Nineteen years of organizational and civic frustration fell away with two triumphant home runs. The Braves won 5-0 on Thursday. They won the series 2-0. They drew the Round 1 opponent nobody wanted, and won pulling away.
Said manager Brian Snitker of his Braves: “They faced some great pitching. My god, those guys were All-Stars.”
Snitker called the Braves' clubhouse celebration “controlled chaos.” (In this pandemic year, the media has no access to such antics.) Of his team’s coming trip to Houston for a National League Division Series, he said: “I’m excited to go to that bubble. I know some of our guys are probably going to pack too many clothes.”

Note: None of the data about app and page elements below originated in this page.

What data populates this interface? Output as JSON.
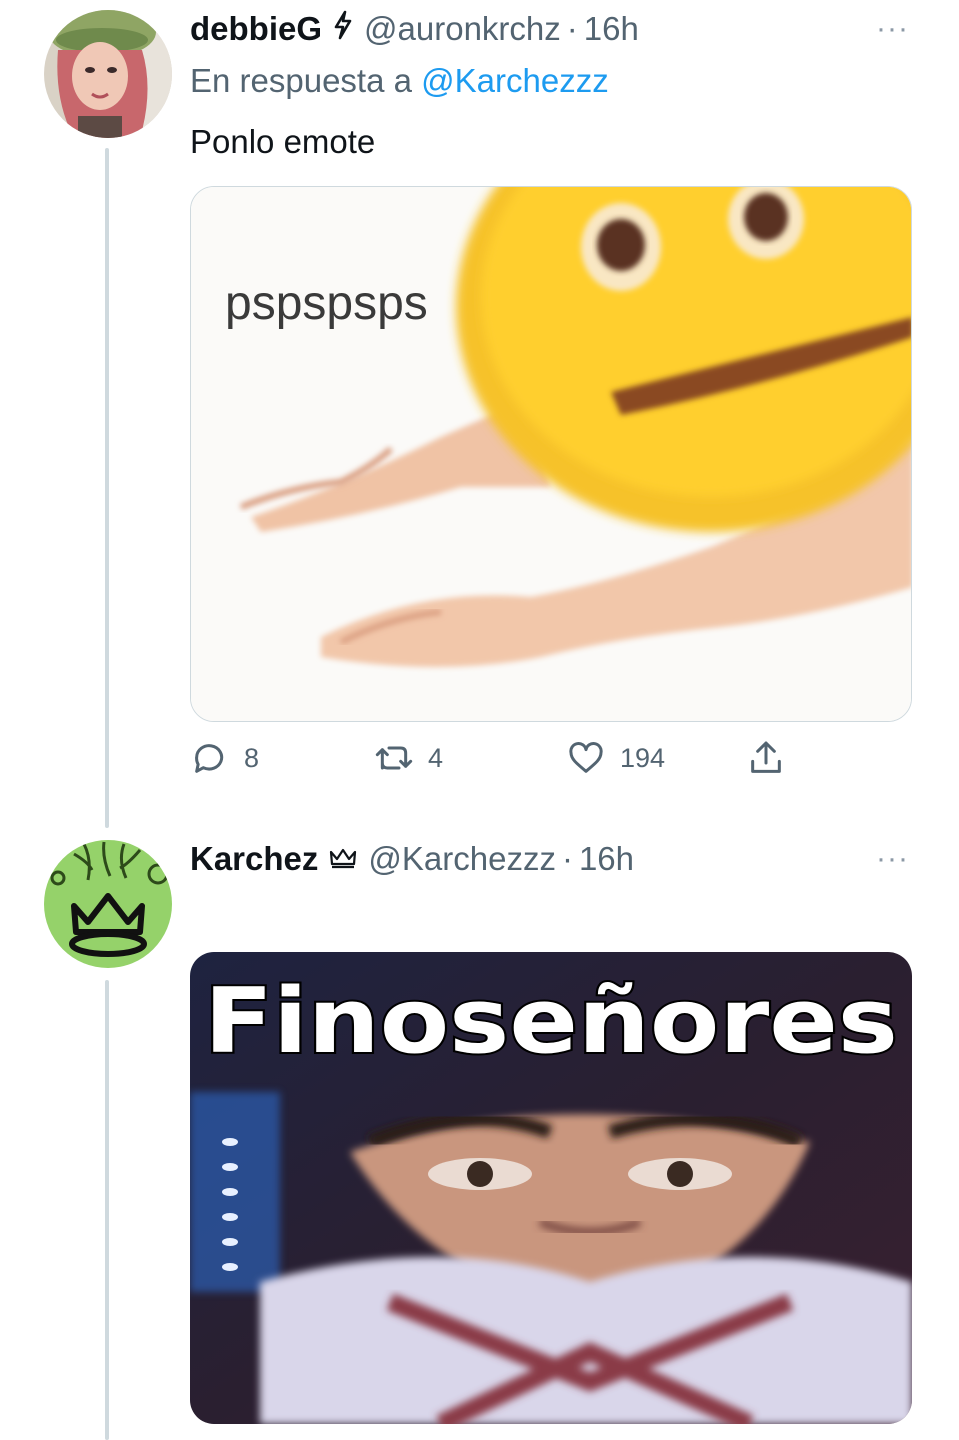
{
  "tweet1": {
    "display_name": "debbieG",
    "badge_icon": "lightning-icon",
    "handle": "@auronkrchz",
    "separator": "·",
    "time": "16h",
    "more_label": "···",
    "reply_prefix": "En respuesta a",
    "reply_mention": "@Karchezzz",
    "text": "Ponlo emote",
    "media_caption": "pspspsps",
    "actions": {
      "replies": "8",
      "retweets": "4",
      "likes": "194"
    }
  },
  "tweet2": {
    "display_name": "Karchez",
    "badge_icon": "crown-icon",
    "handle": "@Karchezzz",
    "separator": "·",
    "time": "16h",
    "more_label": "···",
    "media_caption": "Finoseñores"
  },
  "colors": {
    "link": "#1d9bf0",
    "secondary_text": "#536471",
    "thread_line": "#cfd9de",
    "emoji_yellow": "#f5c518",
    "avatar_green": "#9bd36a"
  }
}
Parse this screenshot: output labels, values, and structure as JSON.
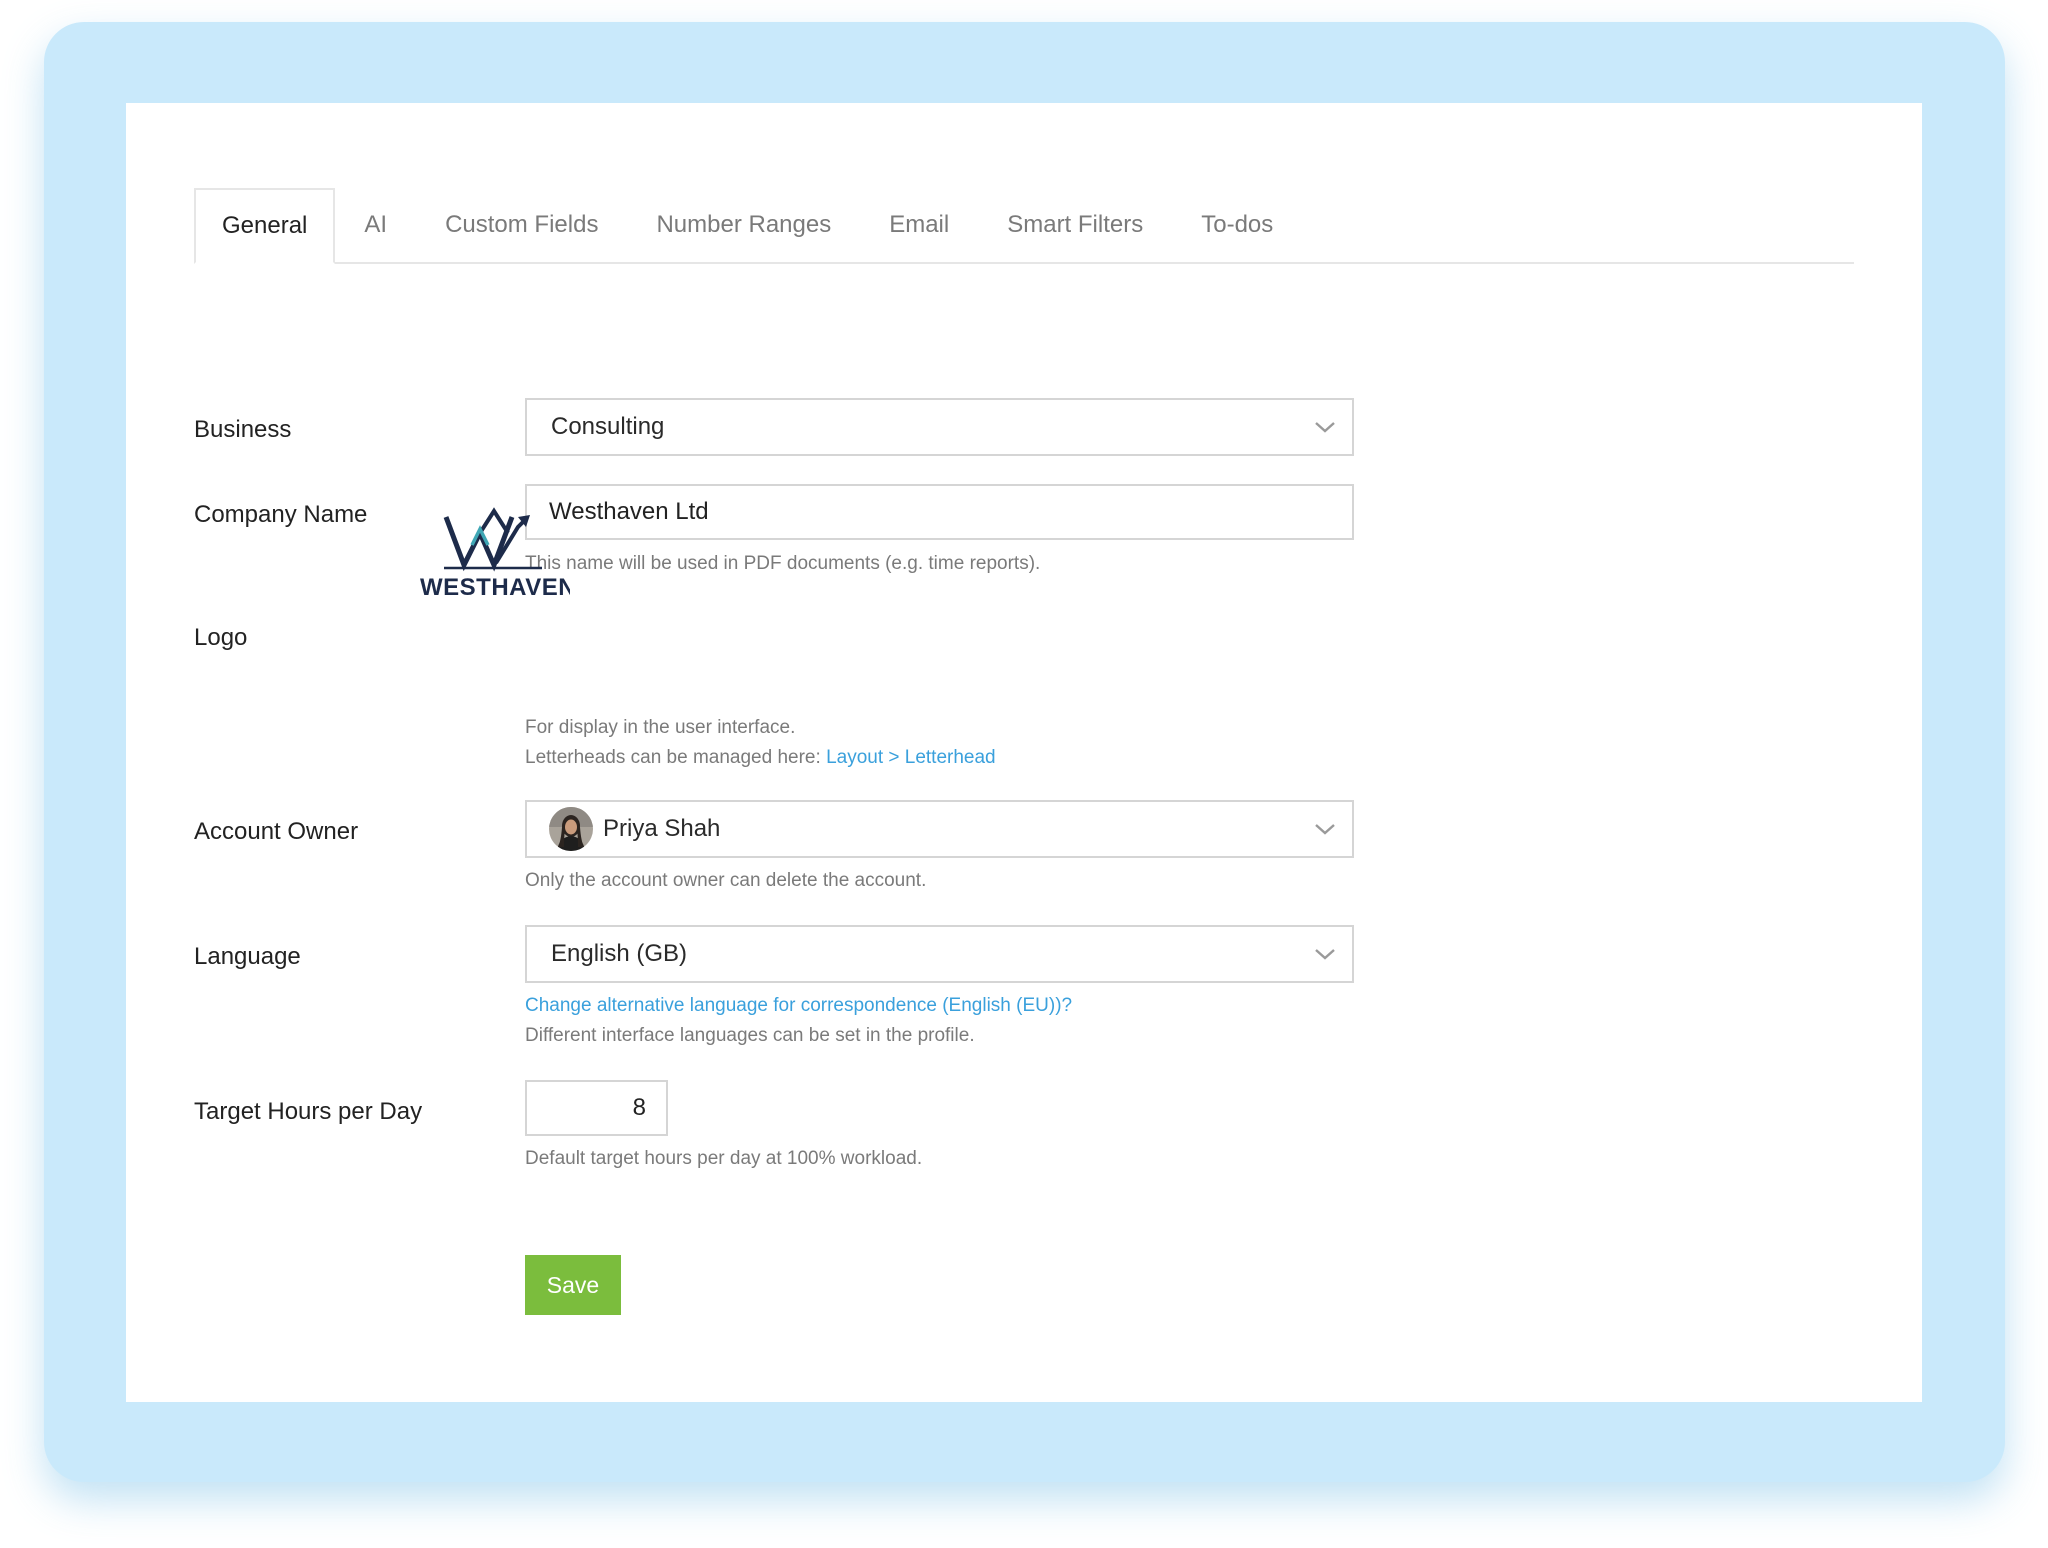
{
  "tabs": [
    {
      "label": "General",
      "active": true
    },
    {
      "label": "AI"
    },
    {
      "label": "Custom Fields"
    },
    {
      "label": "Number Ranges"
    },
    {
      "label": "Email"
    },
    {
      "label": "Smart Filters"
    },
    {
      "label": "To-dos"
    }
  ],
  "business": {
    "label": "Business",
    "value": "Consulting"
  },
  "company_name": {
    "label": "Company Name",
    "value": "Westhaven Ltd",
    "help": "This name will be used in PDF documents (e.g. time reports)."
  },
  "logo": {
    "label": "Logo",
    "logo_text": "WESTHAVEN",
    "help_line1": "For display in the user interface.",
    "help_line2_prefix": "Letterheads can be managed here: ",
    "help_link": "Layout > Letterhead"
  },
  "account_owner": {
    "label": "Account Owner",
    "value": "Priya Shah",
    "help": "Only the account owner can delete the account."
  },
  "language": {
    "label": "Language",
    "value": "English (GB)",
    "link": "Change alternative language for correspondence (English (EU))?",
    "help": "Different interface languages can be set in the profile."
  },
  "target_hours": {
    "label": "Target Hours per Day",
    "value": "8",
    "help": "Default target hours per day at 100% workload."
  },
  "save_label": "Save",
  "colors": {
    "background_frame": "#c9e9fb",
    "link": "#3aa0dc",
    "save_button": "#7bbd3d",
    "logo_navy": "#1d2b4a",
    "logo_teal": "#3fa7b5"
  }
}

Of the nine Braves pitchers who worked over two days, all ended with a series ERA of 0.00. The final 12 Reds to bat Thursday made outs. Two young Braves starters and a boatload of able relievers made it almost unfair for the visitors, who’d batted a big-league worst .212 and who’d scored 60 percent of their runs – an all-time high – on home runs. Good pitching tends to beat good hitting. We just saw great pitching overwhelm terrible hitting.
Said Snitker: “I liked our chances after we scored the one run.”
Acuna’s RBI double off Luis Castillo marked the only run the Braves scored off a starter over two days. The Reds loaded the bases against Anderson in the second inning – the 22-year-old needed 32 pitches and a visit from pitching coach Rick Kranitz to work through it – but managed one runner thereafter. In his seventh big-league start, Anderson yielded two hits over six innings, striking out nine.
Said Anderson: “I had one inning where I had to battle and grind through it. The confidence you get from that kind of propels you through the rest of the game.”
Said Snitker of Anderson, whose MLB debut came Aug. 26: “All of a sudden, I’m coming to expect it.”
Lest we forget, this was the team that appeared to have run out of starting pitchers. Maybe the lack of arms – and the absence of off-days – will catch up them in the longer rounds, but Anderson and Fried faced Castillo and Trevor Bauer, two of the best in the business, and didn’t blink. “Stoic,” was Snitker’s word for Anderson. It fit him. It fit this whole team.
Well, it did – until it didn’t. As Ozuna’s home run cleared the fence, he stopped short of first base to mime a selfie. When Duvall made the score 5-0, Ozuna summoned him to the end of the dugout for a tandem pose. “He kind of put me in the spotlight,” Duvall said. “I was having fun with it. I’m not super flashy. But we had a big inning.”
Yes. In the end, the Braves resembled the team that finished second in baseball in scoring. They faced great pitching and prevailed. The Reds faced two Braves making their first postseason starts and a host of able relievers, and they wilted. Entering the series, Cincinnati’s Joey Votto had called his team “a freakin' nightmare” of an opponent. The nightmare was two-and-done. The better team is bubble-bound.
“Just checking a box off,” Snitker said, and the Braves have indeed posted but two of the required 13 victories required to win this expanded tournament. Still, when you’ve gone nearly two decades without making it sniffing Round 2, this constituted more than mere box-checking. This was a dragon slain, a mountain scaled. Somebody take a selfie!